“The difference is the fertilizer,” he said. “Let’s be honest, the chemical fertilizer works fast if you use it now, and you’ll get a nice harvest.”
Organic coffee farmers also risk losing their crop to coffee rust, a deadly fungus that has destroyed thousands of acres of coffee in Central America since 2012. It is difficult to combat without synthetic fungicides.
“There is enough of a premium to make organic coffee attractive, but it is fairly labor intensive,” Fischer said. “Coffee requires a lot of fungicides and herbicides. It requires a real regime of applying chemical fertilizers and pesticides, and so if you’re doing that organically, you have these risks.”
Coffee, regardless of its certification, remains a seasonal crop that requires all hands on deck to make the most of fall and spring harvests. Between October and December, Domingo Bizarro works the fields with his three brothers, and in the off-season, both he and Envy Domingo gather firewood on the mountainside before school and sell it to support their families.
“Kids start working in coffee as young as five years old,” Domingo said.
But the extra pennies per pound offered by each cooperative multiply with every bag sold, putting as much as 60 extra quetzales into the pocket of each worker at the end of the day. And when the price of coffee plummets, as it did when inexpensive coffee from Vietnam flooded the market in 2001, certified cooperatives might be better equipped to weather the storm.
“Organic certification helps a lot,” Lucas Bizarro said. “In bad years, you don’t drop like the rest of the industry.”
And the minimum price per pound fair trade cooperatives are required to charge could keep workers afloat when the market value of coffee, historically volatile, begins to sink, Fischer said.
“Certifications can do a lot,” Fischer said. “They’re not paying as much in super boom years, but they’re paying a lot more than the market rate in bust years and coffee is a boom-bust market. They are very important in those bust years.”
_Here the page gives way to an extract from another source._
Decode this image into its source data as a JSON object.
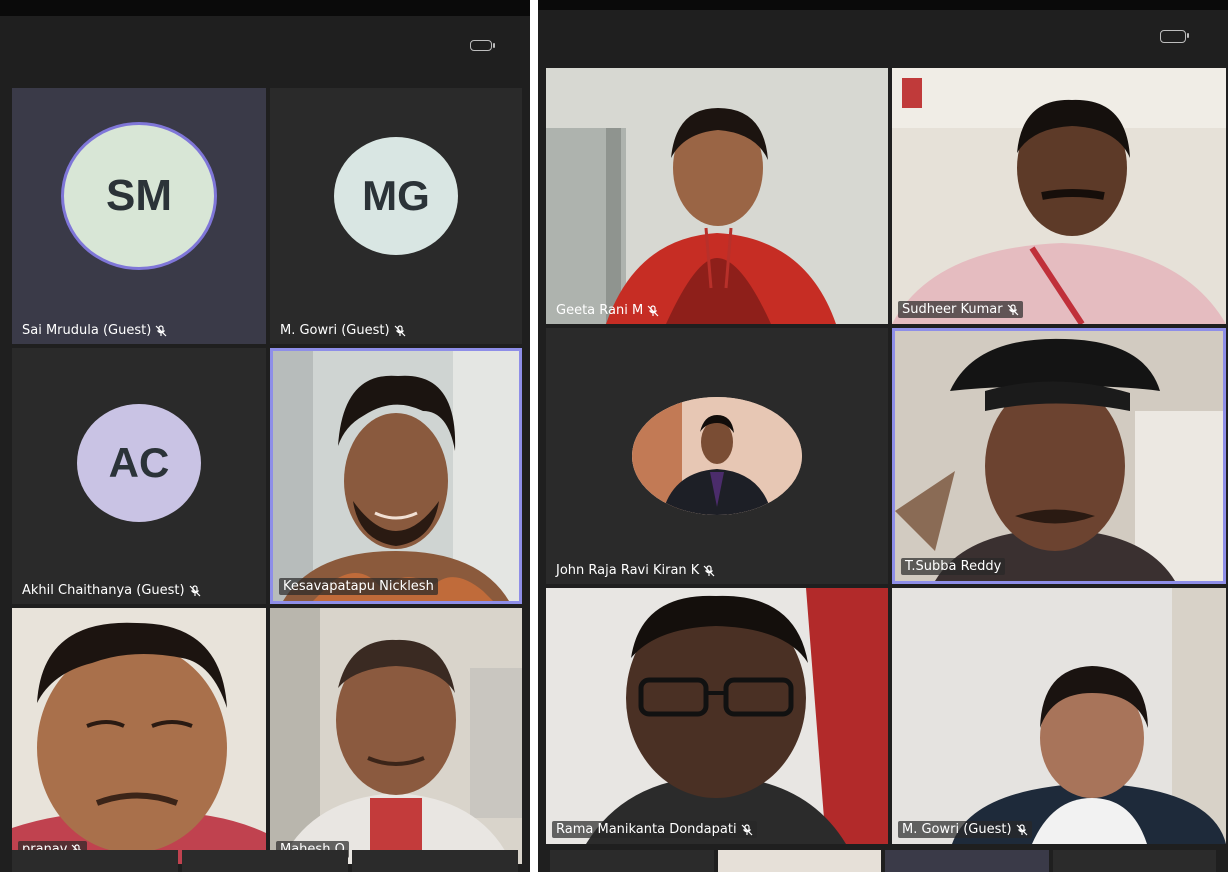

Even when the market goes south, Domingo Bizarro’s family continues to pick and sell cherries. The terraces he works on with his brothers during coffee season have been in his family for three generations. Their parents grew up picking cherries alongside their grandparents.
“When they were young, they were always in the mountains,” Domingo Bizarro said.